RECORD SET START

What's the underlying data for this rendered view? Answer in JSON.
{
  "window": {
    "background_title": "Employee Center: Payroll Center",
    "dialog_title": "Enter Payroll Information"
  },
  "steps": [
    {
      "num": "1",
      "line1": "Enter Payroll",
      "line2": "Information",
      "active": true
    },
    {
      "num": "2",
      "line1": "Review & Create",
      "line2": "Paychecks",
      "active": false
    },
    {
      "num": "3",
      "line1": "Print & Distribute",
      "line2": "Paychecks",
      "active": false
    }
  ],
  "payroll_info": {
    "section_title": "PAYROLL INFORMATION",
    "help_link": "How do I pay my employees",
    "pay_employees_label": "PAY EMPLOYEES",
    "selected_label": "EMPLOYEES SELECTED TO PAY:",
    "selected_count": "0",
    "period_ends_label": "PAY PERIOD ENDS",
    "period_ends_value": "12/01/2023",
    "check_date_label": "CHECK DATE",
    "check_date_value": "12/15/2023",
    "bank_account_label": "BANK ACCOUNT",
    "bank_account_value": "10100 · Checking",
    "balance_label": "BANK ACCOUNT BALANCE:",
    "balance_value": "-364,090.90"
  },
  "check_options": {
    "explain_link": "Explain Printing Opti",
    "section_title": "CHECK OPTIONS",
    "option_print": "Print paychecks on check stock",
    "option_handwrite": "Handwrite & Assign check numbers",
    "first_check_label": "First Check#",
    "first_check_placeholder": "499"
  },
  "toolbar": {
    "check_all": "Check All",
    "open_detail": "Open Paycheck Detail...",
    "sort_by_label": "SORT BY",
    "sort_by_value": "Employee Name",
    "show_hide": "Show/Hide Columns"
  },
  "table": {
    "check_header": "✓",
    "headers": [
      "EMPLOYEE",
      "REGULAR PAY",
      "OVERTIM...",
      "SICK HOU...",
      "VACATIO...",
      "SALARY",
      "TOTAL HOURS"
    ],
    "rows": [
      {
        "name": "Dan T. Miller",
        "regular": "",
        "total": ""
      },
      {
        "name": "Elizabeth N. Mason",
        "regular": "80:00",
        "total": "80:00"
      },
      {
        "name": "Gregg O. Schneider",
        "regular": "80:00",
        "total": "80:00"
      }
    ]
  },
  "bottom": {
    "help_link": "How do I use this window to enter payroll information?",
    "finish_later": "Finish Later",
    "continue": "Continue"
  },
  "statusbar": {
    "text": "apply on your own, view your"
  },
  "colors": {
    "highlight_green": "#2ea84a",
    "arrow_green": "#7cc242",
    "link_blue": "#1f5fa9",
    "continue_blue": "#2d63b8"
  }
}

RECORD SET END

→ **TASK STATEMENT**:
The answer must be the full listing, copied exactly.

→ **TASK ANSWER**:
What's the underlying data for this rendered view? Answer in JSON.
{
  "window": {
    "background_title": "Employee Center: Payroll Center",
    "dialog_title": "Enter Payroll Information"
  },
  "steps": [
    {
      "num": "1",
      "line1": "Enter Payroll",
      "line2": "Information",
      "active": true
    },
    {
      "num": "2",
      "line1": "Review & Create",
      "line2": "Paychecks",
      "active": false
    },
    {
      "num": "3",
      "line1": "Print & Distribute",
      "line2": "Paychecks",
      "active": false
    }
  ],
  "payroll_info": {
    "section_title": "PAYROLL INFORMATION",
    "help_link": "How do I pay my employees",
    "pay_employees_label": "PAY EMPLOYEES",
    "selected_label": "EMPLOYEES SELECTED TO PAY:",
    "selected_count": "0",
    "period_ends_label": "PAY PERIOD ENDS",
    "period_ends_value": "12/01/2023",
    "check_date_label": "CHECK DATE",
    "check_date_value": "12/15/2023",
    "bank_account_label": "BANK ACCOUNT",
    "bank_account_value": "10100 · Checking",
    "balance_label": "BANK ACCOUNT BALANCE:",
    "balance_value": "-364,090.90"
  },
  "check_options": {
    "explain_link": "Explain Printing Opti",
    "section_title": "CHECK OPTIONS",
    "option_print": "Print paychecks on check stock",
    "option_handwrite": "Handwrite & Assign check numbers",
    "first_check_label": "First Check#",
    "first_check_placeholder": "499"
  },
  "toolbar": {
    "check_all": "Check All",
    "open_detail": "Open Paycheck Detail...",
    "sort_by_label": "SORT BY",
    "sort_by_value": "Employee Name",
    "show_hide": "Show/Hide Columns"
  },
  "table": {
    "check_header": "✓",
    "headers": [
      "EMPLOYEE",
      "REGULAR PAY",
      "OVERTIM...",
      "SICK HOU...",
      "VACATIO...",
      "SALARY",
      "TOTAL HOURS"
    ],
    "rows": [
      {
        "name": "Dan T. Miller",
        "regular": "",
        "total": ""
      },
      {
        "name": "Elizabeth N. Mason",
        "regular": "80:00",
        "total": "80:00"
      },
      {
        "name": "Gregg O. Schneider",
        "regular": "80:00",
        "total": "80:00"
      }
    ]
  },
  "bottom": {
    "help_link": "How do I use this window to enter payroll information?",
    "finish_later": "Finish Later",
    "continue": "Continue"
  },
  "statusbar": {
    "text": "apply on your own, view your"
  },
  "colors": {
    "highlight_green": "#2ea84a",
    "arrow_green": "#7cc242",
    "link_blue": "#1f5fa9",
    "continue_blue": "#2d63b8"
  }
}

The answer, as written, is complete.